About this task: Whenever the string "stars" turns up in a line below, that line should be copied.
---*---
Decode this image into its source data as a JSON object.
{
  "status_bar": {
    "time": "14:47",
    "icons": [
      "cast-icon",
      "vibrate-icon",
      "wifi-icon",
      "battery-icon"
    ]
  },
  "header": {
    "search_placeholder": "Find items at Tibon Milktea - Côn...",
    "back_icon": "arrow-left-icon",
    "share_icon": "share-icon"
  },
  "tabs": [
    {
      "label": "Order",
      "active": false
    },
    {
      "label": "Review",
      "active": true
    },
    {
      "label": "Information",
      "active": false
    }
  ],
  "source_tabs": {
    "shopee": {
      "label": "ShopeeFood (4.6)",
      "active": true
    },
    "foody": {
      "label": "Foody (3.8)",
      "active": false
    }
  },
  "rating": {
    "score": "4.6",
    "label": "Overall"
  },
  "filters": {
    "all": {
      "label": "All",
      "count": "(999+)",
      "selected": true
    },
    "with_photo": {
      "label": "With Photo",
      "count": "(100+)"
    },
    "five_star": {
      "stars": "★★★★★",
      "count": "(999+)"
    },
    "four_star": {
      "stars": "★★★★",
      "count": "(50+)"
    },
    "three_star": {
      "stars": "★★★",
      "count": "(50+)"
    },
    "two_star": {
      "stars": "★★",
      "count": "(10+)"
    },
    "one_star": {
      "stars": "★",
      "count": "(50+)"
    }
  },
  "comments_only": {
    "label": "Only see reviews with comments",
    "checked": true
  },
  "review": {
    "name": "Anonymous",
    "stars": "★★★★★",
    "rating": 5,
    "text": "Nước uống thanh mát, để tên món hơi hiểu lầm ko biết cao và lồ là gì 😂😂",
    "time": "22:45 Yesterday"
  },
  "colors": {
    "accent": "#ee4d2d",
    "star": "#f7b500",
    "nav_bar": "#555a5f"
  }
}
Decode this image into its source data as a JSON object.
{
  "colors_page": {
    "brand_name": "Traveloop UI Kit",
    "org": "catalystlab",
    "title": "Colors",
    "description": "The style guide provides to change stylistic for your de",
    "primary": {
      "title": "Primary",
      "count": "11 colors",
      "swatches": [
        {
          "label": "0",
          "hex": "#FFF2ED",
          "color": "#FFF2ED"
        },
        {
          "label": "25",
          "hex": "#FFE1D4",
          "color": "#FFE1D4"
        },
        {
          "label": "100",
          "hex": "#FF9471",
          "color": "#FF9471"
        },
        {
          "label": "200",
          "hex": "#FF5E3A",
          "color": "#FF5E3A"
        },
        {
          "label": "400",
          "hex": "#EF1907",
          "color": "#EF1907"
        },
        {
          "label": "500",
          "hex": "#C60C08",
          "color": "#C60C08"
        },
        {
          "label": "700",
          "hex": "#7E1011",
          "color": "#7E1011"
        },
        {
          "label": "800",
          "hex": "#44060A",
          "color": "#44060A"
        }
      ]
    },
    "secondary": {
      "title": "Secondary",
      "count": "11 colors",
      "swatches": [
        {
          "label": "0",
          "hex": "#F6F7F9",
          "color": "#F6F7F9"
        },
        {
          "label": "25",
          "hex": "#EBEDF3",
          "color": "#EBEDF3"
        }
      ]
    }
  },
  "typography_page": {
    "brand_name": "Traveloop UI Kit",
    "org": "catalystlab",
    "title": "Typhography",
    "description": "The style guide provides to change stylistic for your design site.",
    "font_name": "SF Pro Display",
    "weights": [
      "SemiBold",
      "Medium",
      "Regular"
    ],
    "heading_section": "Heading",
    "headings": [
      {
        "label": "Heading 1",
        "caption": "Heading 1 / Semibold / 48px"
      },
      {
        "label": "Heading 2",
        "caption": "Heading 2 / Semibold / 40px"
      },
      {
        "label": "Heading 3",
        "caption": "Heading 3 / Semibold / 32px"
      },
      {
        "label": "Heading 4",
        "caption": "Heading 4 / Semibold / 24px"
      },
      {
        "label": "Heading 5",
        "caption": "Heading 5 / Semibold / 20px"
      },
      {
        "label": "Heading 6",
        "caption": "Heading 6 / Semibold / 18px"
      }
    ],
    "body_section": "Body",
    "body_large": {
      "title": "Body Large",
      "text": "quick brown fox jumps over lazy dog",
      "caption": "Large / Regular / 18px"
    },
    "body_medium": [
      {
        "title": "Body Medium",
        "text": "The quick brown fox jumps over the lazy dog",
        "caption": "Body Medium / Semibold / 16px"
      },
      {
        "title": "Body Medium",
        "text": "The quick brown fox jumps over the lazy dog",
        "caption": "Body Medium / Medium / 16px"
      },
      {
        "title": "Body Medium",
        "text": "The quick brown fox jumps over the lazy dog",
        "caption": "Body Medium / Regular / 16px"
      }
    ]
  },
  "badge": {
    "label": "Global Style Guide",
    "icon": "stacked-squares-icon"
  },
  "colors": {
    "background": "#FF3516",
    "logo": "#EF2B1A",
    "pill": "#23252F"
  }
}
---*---
Result of the exercise:
      "stars": "★★★★★",
      "stars": "★★★★",
      "stars": "★★★",
      "stars": "★★",
      "stars": "★",
    "stars": "★★★★★",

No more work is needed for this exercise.